“They [the white farmers and Populists] teamed with Republicans, white and black, in an uneasy political and racial alliance known as Fusion,” Zucchino writes. “It was a bold and virtually unprecedented experiment. Nowhere else in the South during post-Reconstruction did whites and blacks so successfully unite in a multiracial political partnership.”
The outcome was a multiracial government in North Carolina, albeit still overwhelmingly white. Since many former slaves had relocated to Wilmington given the port city’s abundant job opportunities, it soon became a majority Black city, and this was simply too much to bear for many white North Carolinians.

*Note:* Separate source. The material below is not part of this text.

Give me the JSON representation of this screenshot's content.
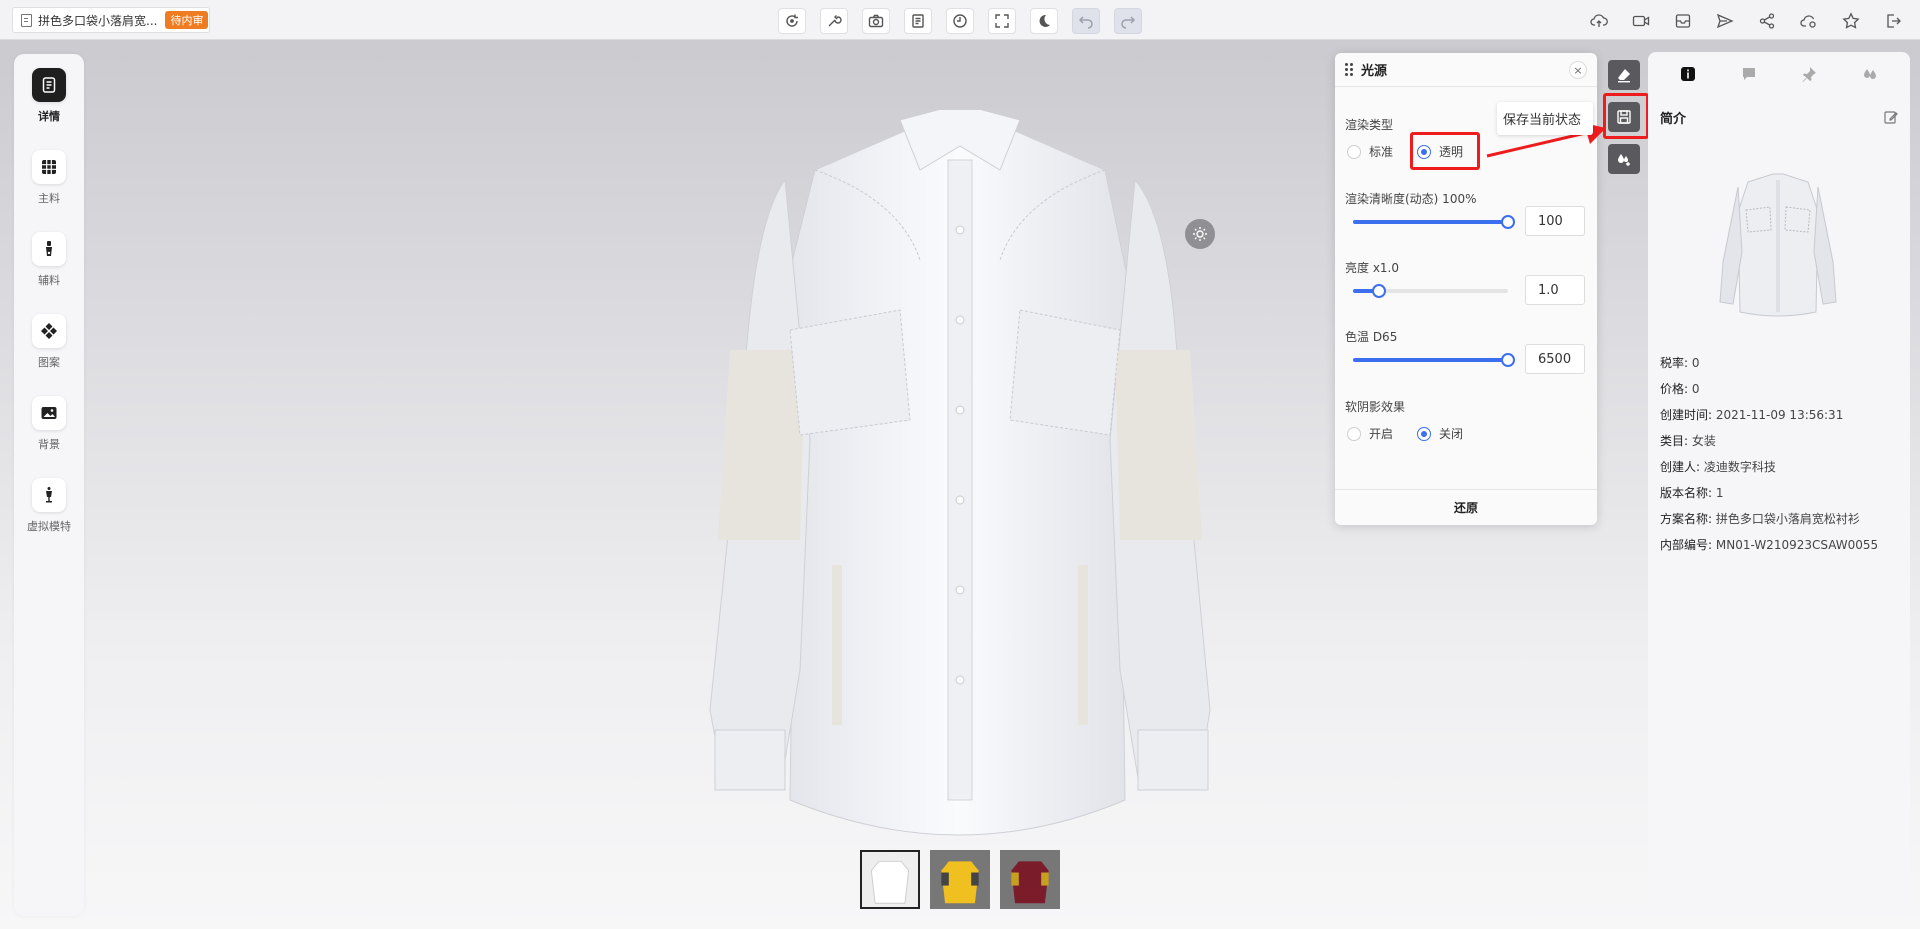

Seeing that the electoral math would not add up in their favor in Wilmington, two prominent white supremacists huddled in a meeting in nearby New Bern to solve what they dubbed “the Negro problem.” Josephus Daniels, the editor and publisher of the News and Observer, and Furnifold Simmons, the party’s state chairman, devised a two-pronged strategy that proved effective and influential far beyond Wilmington.
The first prong was to stop Black citizens from voting. The second was to overthrow the current Fusionist city government. The men envisioned no tactic too brutal to be used in furtherance of their goals. What flowed from New Bern down the coast to Wilmington was an election-year chaos that Zucchino brings to vividly terrifying light through the real lives of the people affected.
There are so many stories unearthed that a convenient dramatis personae is included up front, but rarely does the narrative become too laden with cast. Save only a few brief flashbacks, Zucchino reports his way through the action and the personal stories with great care, culminating in the central story that has been covered up over the last century: the stunning overthrow of the legitimately elected Wilmington city government.
The epilogue to these events is nearly as heartbreaking. Many of the Black citizens killed that November were never found or identified. Many of the citizens dramatically escorted out of Wilmington spent the rest of their lives either trying to get justice for what happened, or trying to forget it. None were successful.
The white citizens that had stoked the rage of their fellow North Carolinians and encouraged murder and mayhem were never met with justice, and in many cases led lives of privilege and plaudits. Some even enjoyed rewards long after their deaths.
In fact, the dramatis personae bears an uncanny resemblance to my own freshman year schedule at the University of North Carolina at Chapel Hill where some thirty buildings are named after the very white supremacists that helped overthrow Wilmington’s government. Perhaps Zucchino walked some of those same halls during his time at UNC. To understand the political state of North Carolina in 2020 is to learn about the Wilmington of 1898. The success of the Daniels/Simmons two-pronged strategy is both alarming and long-lived.
It is important to note that Zucchino commits this work of journalism with no special favors to his own trade. He emphasizes that none of the horrific acts of 1898 would have been possible without the help, witting and otherwise, of those purporting to be in the business of journalism. From the flagrant propaganda of the white newspapers to the News and Observer (still around today in a much different form) that colluded directly with the white supremacist Democratic Party to popular national press outlets, very few journalists in this book are spared the horrific judgment that follows. Incredibly, some of the most moving contemporaneous reports of events are from diaries and unpublished memoirs of ordinary citizens. David Zucchino dedicates Wilmington’s Lie “to the dead and banished, known and unknown.” Through this act of documenting, he brings truth to the lie.
Wilmington’s Lie: The Murderous Coup of 1898 and the Rise of White Supremacy
By David Zucchino
Atlantic Monthly Press
Published January 7, 2020